Campaigning groups like Generation Rent and Shelter like to think they are simultaneously edgy and radical; likewise some think tanks believe themselves to be lofty, worldly and above the fray of day-to-day politics.
So why, when it comes to housing policy, are some campaigning groups and think tanks doing the government’s dirty work?
To illustrate my argument, I’ll point you at the figures that determine whether Britain has or has not got a housing crisis – house building.
The Centre of Policy Studies (yes, a think tank – but not one afraid to look at the fundamentals) says England is on course for its worst decade for housebuilding since World War Two. Completions between 2010 and 2019 run at an average of around 130,000 a year: this is far below the 147,000 average of the 2000s and 150,000 of the 1990s.
The figure for the current decade is only as high as it is thanks to a surge in building in the past two years – otherwise it would be even more derisory.
Here are more figures, the council house sell-offs under Right to Buy: 1.5 million homes have been sold through R2B since introduced by Margaret Thatcher 39 years ago.
While this policy helped owner-occupation rise from 55% in 1979 to 72% in 2004 (since when it has dipped) the policy has also led to a sharp decline in social housing availabil-ity.
Scotland and Wales have recently scrapped R2B, but it remains in force in England.
So we have, at a very fundamental level, two powerful factors that contribute towards a shortage of housing – insufficient house building and a sell-off of social homes.
Yet have you ever – I mean ever – seen a campaign by pressure groups such as Generation Rent and Shelter against such policies?

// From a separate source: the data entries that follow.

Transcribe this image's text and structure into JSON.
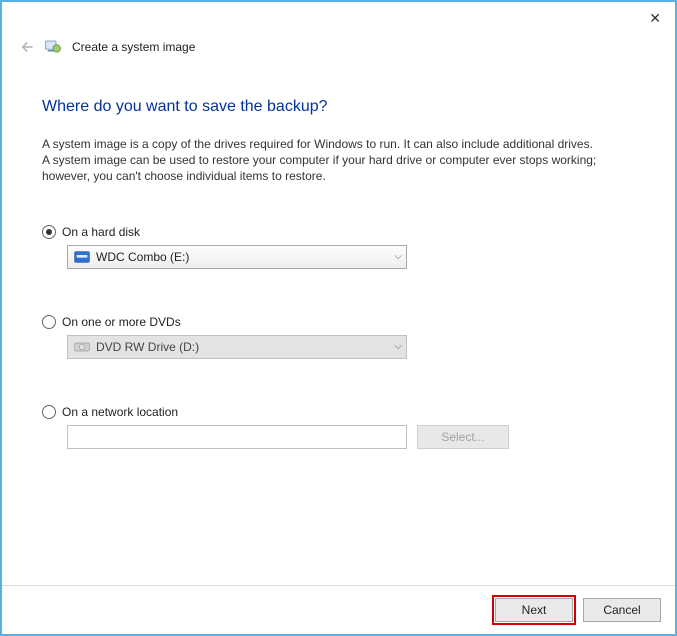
{
  "window": {
    "title": "Create a system image"
  },
  "heading": "Where do you want to save the backup?",
  "description": "A system image is a copy of the drives required for Windows to run. It can also include additional drives. A system image can be used to restore your computer if your hard drive or computer ever stops working; however, you can't choose individual items to restore.",
  "options": {
    "hard_disk": {
      "label": "On a hard disk",
      "selected_value": "WDC Combo (E:)"
    },
    "dvd": {
      "label": "On one or more DVDs",
      "selected_value": "DVD RW Drive (D:)"
    },
    "network": {
      "label": "On a network location",
      "button_label": "Select..."
    }
  },
  "footer": {
    "next": "Next",
    "cancel": "Cancel"
  }
}
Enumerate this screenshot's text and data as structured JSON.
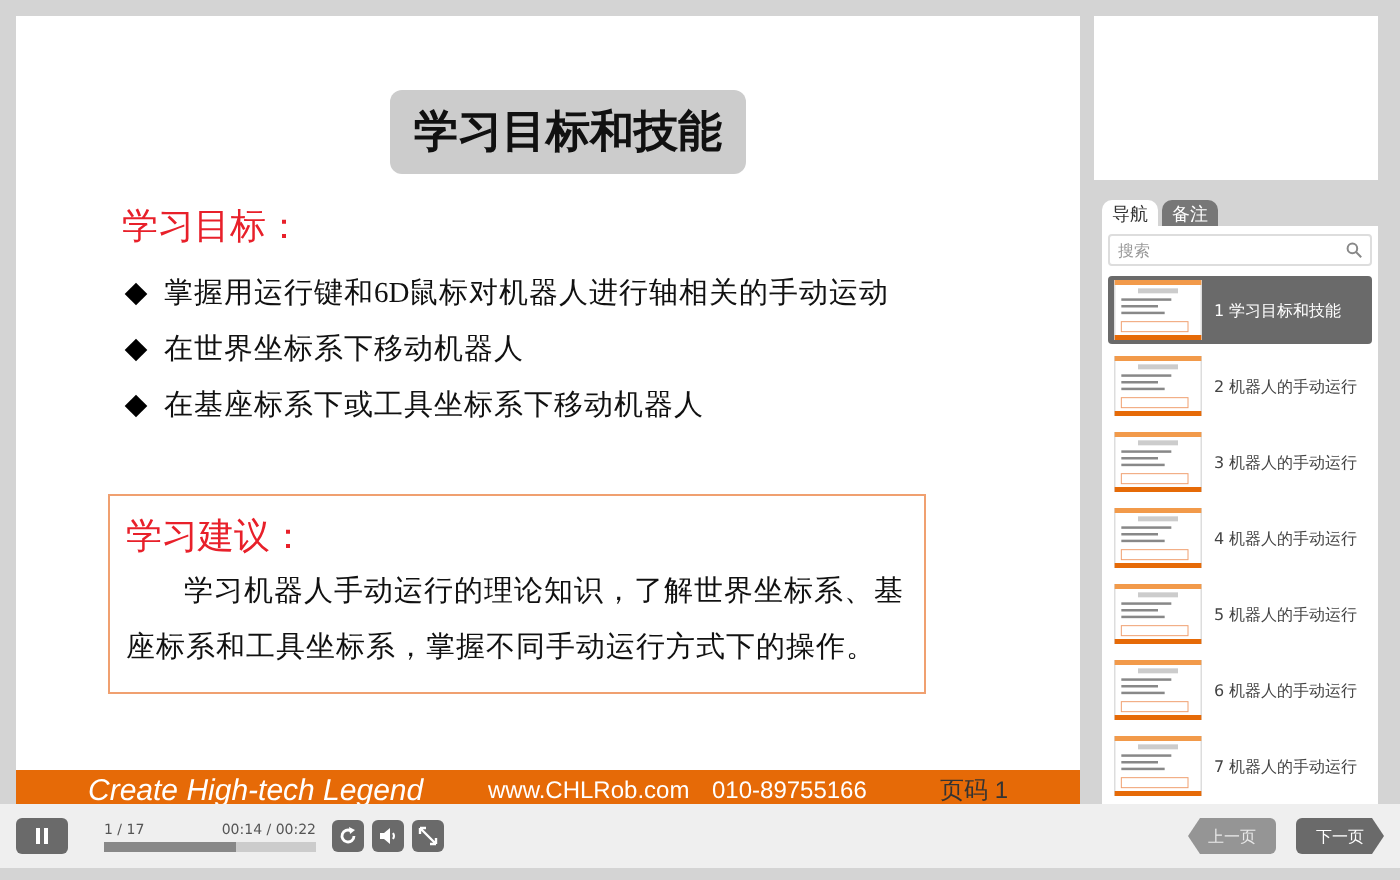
{
  "slide": {
    "title": "学习目标和技能",
    "goals_heading": "学习目标：",
    "goals": [
      "掌握用运行键和6D鼠标对机器人进行轴相关的手动运动",
      "在世界坐标系下移动机器人",
      "在基座标系下或工具坐标系下移动机器人"
    ],
    "advice_heading": "学习建议：",
    "advice": "学习机器人手动运行的理论知识，了解世界坐标系、基座标系和工具坐标系，掌握不同手动运行方式下的操作。",
    "footer": {
      "slogan": "Create High-tech Legend",
      "website": "www.CHLRob.com",
      "phone": "010-89755166",
      "page": "页码 1"
    }
  },
  "sidebar": {
    "tabs": [
      {
        "label": "导航",
        "selected": true
      },
      {
        "label": "备注",
        "selected": false
      }
    ],
    "search": {
      "placeholder": "搜索"
    },
    "slides": [
      {
        "label": "1 学习目标和技能",
        "selected": true
      },
      {
        "label": "2 机器人的手动运行",
        "selected": false
      },
      {
        "label": "3 机器人的手动运行",
        "selected": false
      },
      {
        "label": "4 机器人的手动运行",
        "selected": false
      },
      {
        "label": "5 机器人的手动运行",
        "selected": false
      },
      {
        "label": "6 机器人的手动运行",
        "selected": false
      },
      {
        "label": "7 机器人的手动运行",
        "selected": false
      }
    ]
  },
  "controls": {
    "playing": true,
    "slide_counter": "1 / 17",
    "time": "00:14 / 00:22",
    "level": 0.62,
    "prev": {
      "label": "上一页",
      "disabled": true
    },
    "next": {
      "label": "下一页",
      "disabled": false
    }
  }
}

I suspect the individuals in these groups are as unhappy at those two policies as I am, yet they keep quiet and let them take their course.